COCKPIT COUNTRY NOW - Gov't inches closer to decision on boundary
AFTER YEARS of contentious debate over a boundary for the Cockpit Country - the source of 40 per cent of Jamaica's freshwater and home to an abundance of endemic species - it is still not clear when a final decision will be made.
This is despite public consultations undertaken by the Centre for Environmental Management, led by Dr Dale Webber, last year and a report on the findings and recommendations shared with Government.
Still, the 215-page report appears to have taken the country a step closer to a resolution.
"We have seen the report and have considered the recommendations, and we have, from the ministry, forwarded our recommendations on the boundary to Cabinet," Colonel Oral Khan, chief technical director in the Ministry of Water, Land, Environment, and Climate Change, told The Gleaner.
As yet, however, there is no decision from Cabinet.
"We have been asked to have some more discussions with our colleagues from the mining sector [the Ministry of Science, Technology, Energy, and Mining]. The two ministries need to have some further dialogue," Khan revealed.
He added that the intent of those discussions, when they take place, would be to come to "a common position".
The ministry big wig, in the interim, gave no hint of their recommendations.
Webber and his colleague, Dr Claudel Noel, themselves held nothing back in their report finalised last September, following 18 community public consultations within the Cockpit Country and three town hall meetings outside of the area.
Their recommendations included:
That the official boundary for the Cockpit Country should be comprised of a core, a transition zone and an outer boundary;
That the core should be primarily based on the contiguous geological, geomorphological and biological [natural] parameters with the core as "the centre of the best and primary forest within the Cockpit Country"; and
That the 2005 Parris Lyew-Ayee Jr-proposed boundary, which also enclosed the current forest reserve, can stand as a core as it fits the characteristics.
Further, they recommended that the transition zone be legally protected even as it will "require fewer restrictions because it includes human settlement areas, agricultural lands, and other types of forest reserve, where some regulated anthropogenic [human] activities take place".
"However, there should be a level of control in order to protect the core," the duo said.
At the same time, they proposed "a high level of zoning" and that alternative livelihood strategies be sought "if current economic activities can threaten the sustainability of the core".
They suggested, too, that the Cockpit Country NEGAR Add-on boundary be the transition zone of the boundary.
"The outer boundary should be legally protected.

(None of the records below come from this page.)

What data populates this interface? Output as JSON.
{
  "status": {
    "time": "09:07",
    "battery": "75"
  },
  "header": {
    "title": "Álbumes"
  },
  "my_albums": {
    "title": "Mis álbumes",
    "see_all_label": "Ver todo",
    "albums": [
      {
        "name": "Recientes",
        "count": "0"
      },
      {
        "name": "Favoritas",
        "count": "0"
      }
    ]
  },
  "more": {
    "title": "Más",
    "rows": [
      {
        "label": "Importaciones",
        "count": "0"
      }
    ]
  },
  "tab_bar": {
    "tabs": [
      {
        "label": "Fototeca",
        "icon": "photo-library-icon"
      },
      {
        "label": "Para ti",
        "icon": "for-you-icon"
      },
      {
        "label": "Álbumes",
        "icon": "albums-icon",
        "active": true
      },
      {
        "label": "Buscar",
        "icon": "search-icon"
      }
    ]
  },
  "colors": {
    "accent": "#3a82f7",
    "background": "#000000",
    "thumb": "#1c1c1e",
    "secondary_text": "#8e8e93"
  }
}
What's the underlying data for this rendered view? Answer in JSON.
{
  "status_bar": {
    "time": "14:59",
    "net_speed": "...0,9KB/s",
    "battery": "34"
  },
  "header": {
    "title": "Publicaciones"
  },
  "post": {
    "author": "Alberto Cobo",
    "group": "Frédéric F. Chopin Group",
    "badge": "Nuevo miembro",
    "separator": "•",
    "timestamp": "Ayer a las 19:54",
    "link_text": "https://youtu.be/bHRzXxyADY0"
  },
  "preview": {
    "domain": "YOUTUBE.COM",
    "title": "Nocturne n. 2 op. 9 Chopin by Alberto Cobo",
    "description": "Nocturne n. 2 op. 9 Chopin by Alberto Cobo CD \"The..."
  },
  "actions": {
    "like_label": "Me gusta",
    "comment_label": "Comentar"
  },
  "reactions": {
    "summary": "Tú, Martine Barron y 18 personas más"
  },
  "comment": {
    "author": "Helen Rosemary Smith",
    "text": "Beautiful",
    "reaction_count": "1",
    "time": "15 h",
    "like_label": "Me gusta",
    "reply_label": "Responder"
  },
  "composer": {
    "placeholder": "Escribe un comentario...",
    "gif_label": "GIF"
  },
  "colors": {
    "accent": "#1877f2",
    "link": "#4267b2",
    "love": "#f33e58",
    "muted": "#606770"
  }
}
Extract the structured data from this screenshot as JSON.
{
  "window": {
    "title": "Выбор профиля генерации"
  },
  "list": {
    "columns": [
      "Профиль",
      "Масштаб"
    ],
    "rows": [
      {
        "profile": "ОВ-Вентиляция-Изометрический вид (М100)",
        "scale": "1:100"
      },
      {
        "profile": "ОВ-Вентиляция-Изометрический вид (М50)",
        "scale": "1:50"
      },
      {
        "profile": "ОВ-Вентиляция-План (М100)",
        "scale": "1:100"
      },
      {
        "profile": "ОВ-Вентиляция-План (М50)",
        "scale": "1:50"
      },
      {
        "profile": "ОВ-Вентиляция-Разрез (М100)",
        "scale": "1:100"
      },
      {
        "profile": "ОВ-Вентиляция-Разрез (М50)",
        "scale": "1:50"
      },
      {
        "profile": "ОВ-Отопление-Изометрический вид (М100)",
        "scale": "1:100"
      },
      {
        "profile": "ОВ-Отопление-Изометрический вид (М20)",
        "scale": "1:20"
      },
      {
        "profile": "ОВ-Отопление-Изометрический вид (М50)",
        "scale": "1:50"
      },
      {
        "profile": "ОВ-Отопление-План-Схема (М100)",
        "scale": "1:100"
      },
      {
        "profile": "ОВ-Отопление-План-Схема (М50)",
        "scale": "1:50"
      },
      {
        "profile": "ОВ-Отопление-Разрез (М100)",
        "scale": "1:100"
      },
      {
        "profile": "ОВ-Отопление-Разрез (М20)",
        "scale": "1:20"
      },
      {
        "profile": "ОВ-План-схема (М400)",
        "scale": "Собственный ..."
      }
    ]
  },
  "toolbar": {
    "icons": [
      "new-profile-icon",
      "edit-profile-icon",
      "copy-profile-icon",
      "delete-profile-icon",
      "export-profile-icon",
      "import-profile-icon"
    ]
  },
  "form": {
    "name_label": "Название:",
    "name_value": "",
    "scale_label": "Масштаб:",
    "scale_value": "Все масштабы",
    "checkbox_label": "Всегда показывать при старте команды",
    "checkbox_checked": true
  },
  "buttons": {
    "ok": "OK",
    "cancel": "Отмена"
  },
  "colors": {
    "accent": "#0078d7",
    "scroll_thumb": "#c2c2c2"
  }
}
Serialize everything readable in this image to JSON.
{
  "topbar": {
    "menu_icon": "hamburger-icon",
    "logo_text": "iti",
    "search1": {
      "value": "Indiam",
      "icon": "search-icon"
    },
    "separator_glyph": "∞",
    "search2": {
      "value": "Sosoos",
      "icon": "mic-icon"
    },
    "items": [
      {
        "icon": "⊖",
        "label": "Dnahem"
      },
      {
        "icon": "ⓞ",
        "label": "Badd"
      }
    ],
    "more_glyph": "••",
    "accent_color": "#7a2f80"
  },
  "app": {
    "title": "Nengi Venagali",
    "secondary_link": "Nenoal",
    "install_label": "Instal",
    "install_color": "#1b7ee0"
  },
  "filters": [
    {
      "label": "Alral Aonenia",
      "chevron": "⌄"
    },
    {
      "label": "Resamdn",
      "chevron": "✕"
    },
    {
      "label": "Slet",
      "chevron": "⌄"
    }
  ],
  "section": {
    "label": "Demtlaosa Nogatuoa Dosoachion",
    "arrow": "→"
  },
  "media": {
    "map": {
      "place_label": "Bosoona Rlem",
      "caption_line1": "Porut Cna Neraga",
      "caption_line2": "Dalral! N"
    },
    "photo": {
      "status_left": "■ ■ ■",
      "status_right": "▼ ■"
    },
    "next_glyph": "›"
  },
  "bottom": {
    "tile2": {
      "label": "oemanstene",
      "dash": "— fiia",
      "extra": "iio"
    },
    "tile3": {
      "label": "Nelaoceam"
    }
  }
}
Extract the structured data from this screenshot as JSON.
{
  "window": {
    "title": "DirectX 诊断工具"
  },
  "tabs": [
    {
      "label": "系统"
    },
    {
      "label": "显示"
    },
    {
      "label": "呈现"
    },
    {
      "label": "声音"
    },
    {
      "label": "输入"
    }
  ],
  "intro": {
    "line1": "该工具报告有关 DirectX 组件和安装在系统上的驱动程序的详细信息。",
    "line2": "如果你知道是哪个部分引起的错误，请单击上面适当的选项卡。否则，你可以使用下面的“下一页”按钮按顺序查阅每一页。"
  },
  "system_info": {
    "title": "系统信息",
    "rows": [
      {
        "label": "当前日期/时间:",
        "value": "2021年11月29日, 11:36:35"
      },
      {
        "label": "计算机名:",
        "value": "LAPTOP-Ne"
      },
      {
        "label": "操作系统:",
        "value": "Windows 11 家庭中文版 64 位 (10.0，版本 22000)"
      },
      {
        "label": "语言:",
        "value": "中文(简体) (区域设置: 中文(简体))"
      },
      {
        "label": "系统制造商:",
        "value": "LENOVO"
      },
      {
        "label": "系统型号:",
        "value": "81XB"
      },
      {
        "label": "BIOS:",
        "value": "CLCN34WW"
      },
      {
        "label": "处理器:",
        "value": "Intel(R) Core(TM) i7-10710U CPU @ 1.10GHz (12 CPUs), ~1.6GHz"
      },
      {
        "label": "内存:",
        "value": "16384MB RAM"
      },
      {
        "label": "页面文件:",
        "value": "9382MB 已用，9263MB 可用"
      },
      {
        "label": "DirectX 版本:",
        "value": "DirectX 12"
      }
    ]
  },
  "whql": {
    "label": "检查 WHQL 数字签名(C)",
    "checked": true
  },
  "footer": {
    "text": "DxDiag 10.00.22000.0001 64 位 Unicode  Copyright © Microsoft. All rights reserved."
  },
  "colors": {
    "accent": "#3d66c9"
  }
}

It can also be considered as a buffer zone, depending on the arrangements as indicated by the International Union for the Conservation of Nature (IUCN) or UNESCO's World Heritage Convention. There may be fewer restrictions in this zone," they said.
"The outer boundary may include other forest reserves or special areas that need to be placed under stringent protection and conservation measures. The boundary proposed by the Cockpit Country Stakeholders' Group is suggested as the outer boundary," Webber and Noel added.
In reflecting on the report and its recommendations, Khan said they were "not surprised by them".
"We did attend some of the public consultations... We never had any doubt about the importance of the Cockpit Country, and I think we also knew how the people felt about the Cockpit Country and mining in the Cockpit Country," he said.
Given this reality, Khan added that they would move to have the matter settled and indicated there would be no mining in the Cockpit Country - at least until a final decision is in.
"Last I knew, Government said there would be no mining in the Cockpit Country," he noted.